**INSTRUCTIONS FOR THE TASK**. Check each line of the records below and collect those that include the word "Комнатное".

**DATA RECORDS**.

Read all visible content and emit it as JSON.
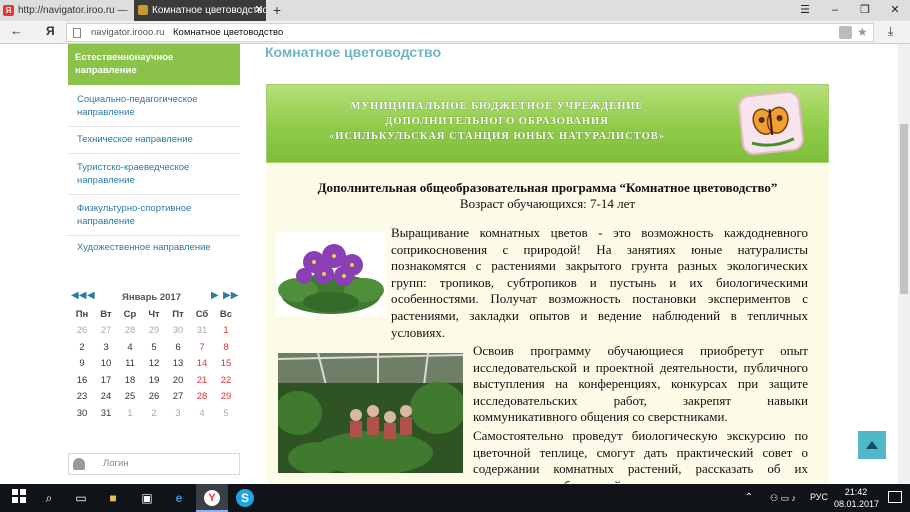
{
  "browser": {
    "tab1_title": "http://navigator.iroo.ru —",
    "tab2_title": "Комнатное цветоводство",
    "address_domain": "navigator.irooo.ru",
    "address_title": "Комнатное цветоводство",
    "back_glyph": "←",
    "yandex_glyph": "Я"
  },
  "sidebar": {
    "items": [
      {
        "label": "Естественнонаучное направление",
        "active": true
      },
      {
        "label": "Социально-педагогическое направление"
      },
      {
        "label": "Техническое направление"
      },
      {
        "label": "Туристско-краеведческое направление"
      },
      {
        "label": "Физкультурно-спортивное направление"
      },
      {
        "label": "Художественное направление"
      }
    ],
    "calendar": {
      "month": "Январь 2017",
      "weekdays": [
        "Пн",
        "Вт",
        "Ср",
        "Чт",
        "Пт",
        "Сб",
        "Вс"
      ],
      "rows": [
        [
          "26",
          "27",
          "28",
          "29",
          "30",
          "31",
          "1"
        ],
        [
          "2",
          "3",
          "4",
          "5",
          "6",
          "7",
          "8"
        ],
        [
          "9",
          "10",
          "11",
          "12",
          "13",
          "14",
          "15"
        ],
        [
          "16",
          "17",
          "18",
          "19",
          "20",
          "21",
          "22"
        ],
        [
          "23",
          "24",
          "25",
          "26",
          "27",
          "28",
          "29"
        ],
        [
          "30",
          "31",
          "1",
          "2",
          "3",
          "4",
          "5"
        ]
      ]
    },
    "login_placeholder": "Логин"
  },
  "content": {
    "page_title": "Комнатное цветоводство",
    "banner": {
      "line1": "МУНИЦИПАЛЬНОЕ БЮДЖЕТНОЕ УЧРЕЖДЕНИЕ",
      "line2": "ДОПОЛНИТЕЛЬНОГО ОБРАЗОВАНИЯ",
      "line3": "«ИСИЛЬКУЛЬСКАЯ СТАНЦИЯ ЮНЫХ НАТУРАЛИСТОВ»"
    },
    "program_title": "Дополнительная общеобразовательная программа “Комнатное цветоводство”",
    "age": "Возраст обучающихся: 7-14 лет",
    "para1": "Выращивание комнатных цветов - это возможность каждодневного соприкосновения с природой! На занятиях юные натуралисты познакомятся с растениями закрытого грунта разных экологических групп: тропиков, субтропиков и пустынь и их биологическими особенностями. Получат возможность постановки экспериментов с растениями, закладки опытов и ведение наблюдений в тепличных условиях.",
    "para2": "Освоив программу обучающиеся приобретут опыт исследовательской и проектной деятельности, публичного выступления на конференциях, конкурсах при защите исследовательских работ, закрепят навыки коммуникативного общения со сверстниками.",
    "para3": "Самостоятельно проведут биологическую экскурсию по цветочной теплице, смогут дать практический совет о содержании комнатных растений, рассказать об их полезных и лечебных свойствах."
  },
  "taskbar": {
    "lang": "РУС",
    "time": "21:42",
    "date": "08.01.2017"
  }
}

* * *

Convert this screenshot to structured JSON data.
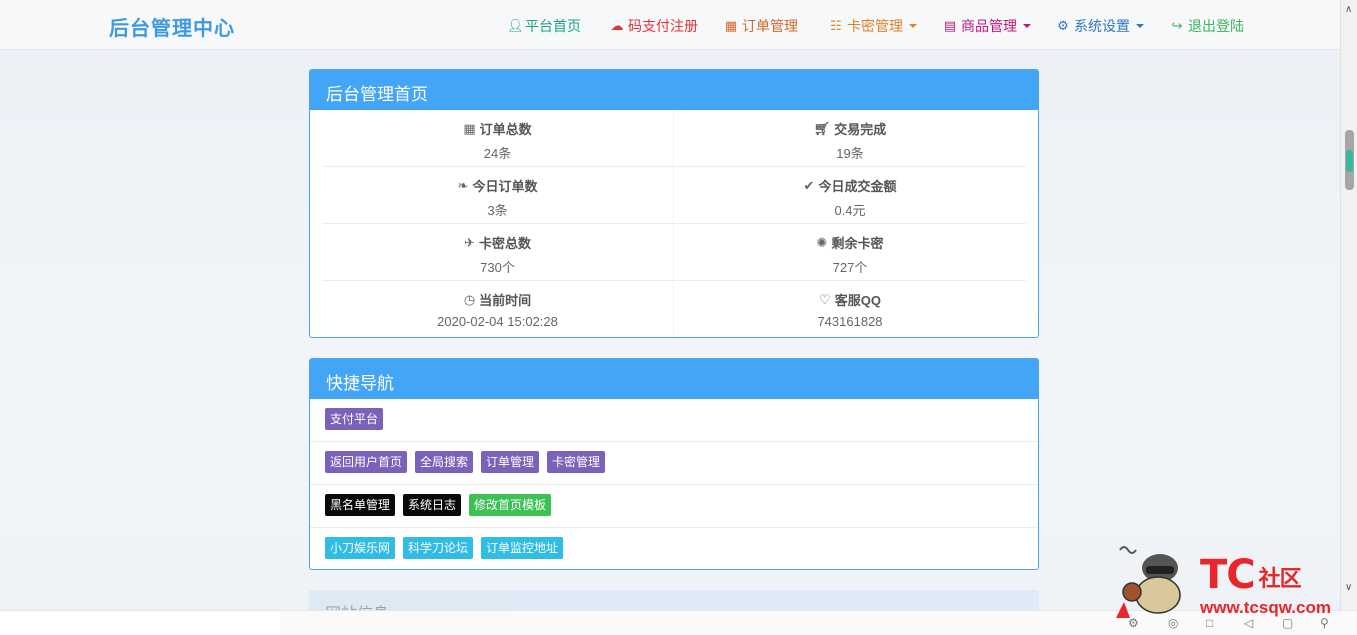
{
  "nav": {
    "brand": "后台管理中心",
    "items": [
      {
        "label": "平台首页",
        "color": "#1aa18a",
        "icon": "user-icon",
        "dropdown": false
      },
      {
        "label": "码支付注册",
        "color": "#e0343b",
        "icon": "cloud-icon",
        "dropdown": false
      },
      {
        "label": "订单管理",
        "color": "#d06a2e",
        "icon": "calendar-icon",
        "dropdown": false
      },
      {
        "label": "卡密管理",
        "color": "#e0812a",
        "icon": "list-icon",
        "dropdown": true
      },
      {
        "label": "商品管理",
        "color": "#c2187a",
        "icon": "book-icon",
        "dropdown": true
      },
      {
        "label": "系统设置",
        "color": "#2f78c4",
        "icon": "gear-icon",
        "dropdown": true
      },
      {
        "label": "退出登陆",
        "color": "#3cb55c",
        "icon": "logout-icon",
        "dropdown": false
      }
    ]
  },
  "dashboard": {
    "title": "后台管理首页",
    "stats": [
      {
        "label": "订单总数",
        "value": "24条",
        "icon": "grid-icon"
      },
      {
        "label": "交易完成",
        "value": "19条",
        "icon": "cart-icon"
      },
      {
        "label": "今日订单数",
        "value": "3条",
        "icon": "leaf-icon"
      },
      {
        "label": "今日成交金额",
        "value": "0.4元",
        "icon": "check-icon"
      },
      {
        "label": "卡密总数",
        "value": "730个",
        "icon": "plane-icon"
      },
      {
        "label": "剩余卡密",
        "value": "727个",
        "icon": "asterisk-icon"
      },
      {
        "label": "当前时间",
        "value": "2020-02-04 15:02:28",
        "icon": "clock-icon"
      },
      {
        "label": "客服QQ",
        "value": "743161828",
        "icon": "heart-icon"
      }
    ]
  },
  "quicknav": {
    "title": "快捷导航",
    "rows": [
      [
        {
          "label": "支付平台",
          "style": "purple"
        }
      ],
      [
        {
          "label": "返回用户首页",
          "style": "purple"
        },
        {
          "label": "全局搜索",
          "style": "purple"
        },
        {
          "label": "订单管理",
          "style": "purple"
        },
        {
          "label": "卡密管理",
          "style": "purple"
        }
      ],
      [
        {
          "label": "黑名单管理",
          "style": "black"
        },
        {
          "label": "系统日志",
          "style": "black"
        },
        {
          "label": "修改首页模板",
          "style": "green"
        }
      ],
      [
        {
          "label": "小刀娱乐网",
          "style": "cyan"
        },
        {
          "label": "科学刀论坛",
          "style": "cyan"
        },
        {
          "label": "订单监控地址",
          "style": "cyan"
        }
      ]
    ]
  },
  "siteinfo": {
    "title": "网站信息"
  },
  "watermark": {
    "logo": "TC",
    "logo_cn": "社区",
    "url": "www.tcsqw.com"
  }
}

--

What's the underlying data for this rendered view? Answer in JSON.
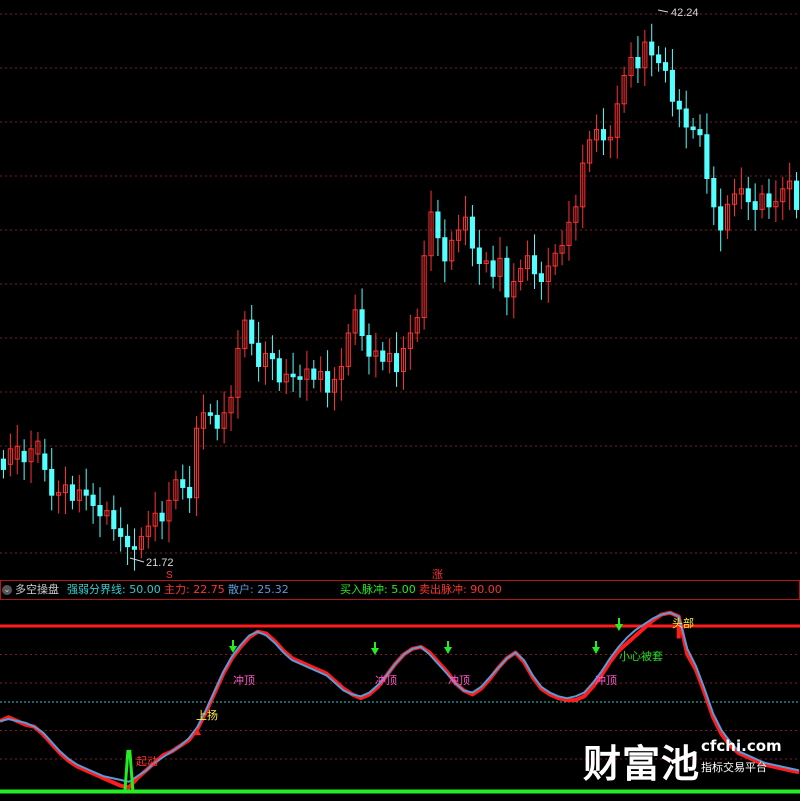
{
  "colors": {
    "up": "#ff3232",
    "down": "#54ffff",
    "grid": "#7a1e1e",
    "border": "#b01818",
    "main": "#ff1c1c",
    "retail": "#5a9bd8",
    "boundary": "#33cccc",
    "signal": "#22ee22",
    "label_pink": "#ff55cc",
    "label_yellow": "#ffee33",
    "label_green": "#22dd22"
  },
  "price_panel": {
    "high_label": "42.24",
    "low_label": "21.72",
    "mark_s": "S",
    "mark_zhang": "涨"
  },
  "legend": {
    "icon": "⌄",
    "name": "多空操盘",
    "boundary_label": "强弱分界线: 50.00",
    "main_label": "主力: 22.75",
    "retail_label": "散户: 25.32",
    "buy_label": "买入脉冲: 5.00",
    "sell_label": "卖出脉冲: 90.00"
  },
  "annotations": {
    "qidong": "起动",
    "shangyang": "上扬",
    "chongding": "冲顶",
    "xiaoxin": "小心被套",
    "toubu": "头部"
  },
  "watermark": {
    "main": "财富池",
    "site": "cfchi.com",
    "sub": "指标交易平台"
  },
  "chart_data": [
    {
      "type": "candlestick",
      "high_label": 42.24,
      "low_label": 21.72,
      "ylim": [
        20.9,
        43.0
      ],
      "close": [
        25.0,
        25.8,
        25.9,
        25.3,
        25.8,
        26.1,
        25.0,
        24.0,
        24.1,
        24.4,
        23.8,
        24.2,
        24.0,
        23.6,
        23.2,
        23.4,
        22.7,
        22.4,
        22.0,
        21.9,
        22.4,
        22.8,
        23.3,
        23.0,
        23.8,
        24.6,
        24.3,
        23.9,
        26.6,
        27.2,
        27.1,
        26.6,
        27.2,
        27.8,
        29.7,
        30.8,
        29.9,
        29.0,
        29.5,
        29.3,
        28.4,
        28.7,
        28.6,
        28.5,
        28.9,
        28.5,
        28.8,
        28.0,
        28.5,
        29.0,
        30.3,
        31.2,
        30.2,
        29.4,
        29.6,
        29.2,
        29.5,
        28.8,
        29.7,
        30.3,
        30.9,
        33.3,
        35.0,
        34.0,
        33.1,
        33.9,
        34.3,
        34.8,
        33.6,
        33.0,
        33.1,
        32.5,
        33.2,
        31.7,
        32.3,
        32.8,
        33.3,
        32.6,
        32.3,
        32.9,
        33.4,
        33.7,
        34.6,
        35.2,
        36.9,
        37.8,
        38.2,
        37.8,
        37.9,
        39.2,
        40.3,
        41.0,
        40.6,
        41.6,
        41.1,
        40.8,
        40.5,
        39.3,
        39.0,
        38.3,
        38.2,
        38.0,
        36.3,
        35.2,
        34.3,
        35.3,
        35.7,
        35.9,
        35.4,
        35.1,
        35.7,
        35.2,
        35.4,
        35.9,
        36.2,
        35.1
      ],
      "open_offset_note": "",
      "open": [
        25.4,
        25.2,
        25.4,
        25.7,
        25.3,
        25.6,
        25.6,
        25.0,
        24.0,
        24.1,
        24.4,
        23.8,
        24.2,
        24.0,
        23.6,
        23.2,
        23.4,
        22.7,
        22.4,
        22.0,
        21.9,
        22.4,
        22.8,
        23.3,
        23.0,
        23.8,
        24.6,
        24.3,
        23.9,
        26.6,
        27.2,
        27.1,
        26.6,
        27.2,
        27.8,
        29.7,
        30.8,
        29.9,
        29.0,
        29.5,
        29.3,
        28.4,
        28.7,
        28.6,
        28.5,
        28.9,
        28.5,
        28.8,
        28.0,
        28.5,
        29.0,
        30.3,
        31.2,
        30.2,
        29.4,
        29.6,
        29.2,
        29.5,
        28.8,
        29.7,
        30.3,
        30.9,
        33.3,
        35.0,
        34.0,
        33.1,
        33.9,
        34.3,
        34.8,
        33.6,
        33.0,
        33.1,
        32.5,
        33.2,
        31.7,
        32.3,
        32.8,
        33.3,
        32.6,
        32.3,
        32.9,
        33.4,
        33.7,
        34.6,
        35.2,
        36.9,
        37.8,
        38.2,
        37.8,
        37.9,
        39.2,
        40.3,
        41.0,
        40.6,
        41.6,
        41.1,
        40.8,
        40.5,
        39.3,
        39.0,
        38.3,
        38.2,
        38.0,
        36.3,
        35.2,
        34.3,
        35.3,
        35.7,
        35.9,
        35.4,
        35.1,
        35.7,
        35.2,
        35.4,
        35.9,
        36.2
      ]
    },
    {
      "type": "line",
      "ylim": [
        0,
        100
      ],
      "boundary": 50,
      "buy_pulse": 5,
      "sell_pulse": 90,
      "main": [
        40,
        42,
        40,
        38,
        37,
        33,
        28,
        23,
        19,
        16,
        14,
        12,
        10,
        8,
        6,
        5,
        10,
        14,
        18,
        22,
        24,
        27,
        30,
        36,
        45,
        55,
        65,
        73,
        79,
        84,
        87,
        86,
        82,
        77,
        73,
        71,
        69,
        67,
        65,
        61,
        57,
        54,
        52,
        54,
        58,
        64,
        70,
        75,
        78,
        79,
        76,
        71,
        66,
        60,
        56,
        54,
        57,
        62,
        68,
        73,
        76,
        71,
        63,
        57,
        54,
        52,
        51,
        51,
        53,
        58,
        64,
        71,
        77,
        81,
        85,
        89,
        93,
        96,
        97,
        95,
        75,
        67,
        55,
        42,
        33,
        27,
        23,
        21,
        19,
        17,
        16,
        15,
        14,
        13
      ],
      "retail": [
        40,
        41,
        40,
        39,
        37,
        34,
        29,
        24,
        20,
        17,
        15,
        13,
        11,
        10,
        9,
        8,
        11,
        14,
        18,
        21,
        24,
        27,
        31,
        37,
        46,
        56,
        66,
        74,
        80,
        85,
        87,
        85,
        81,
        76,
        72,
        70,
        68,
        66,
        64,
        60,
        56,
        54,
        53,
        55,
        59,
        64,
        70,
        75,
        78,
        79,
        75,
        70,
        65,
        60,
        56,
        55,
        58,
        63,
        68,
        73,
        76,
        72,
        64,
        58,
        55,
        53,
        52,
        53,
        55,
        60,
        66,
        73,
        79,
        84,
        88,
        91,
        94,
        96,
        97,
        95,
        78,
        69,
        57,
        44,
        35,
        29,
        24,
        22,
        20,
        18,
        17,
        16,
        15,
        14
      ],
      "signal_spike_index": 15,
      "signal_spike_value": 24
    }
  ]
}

**RESPONSE AREA**.
    "tab2_title": "Комнатное цветоводство",
    "address_title": "Комнатное цветоводство",
    "page_title": "Комнатное цветоводство",
    "program_title": "Дополнительная общеобразовательная программа “Комнатное цветоводство”",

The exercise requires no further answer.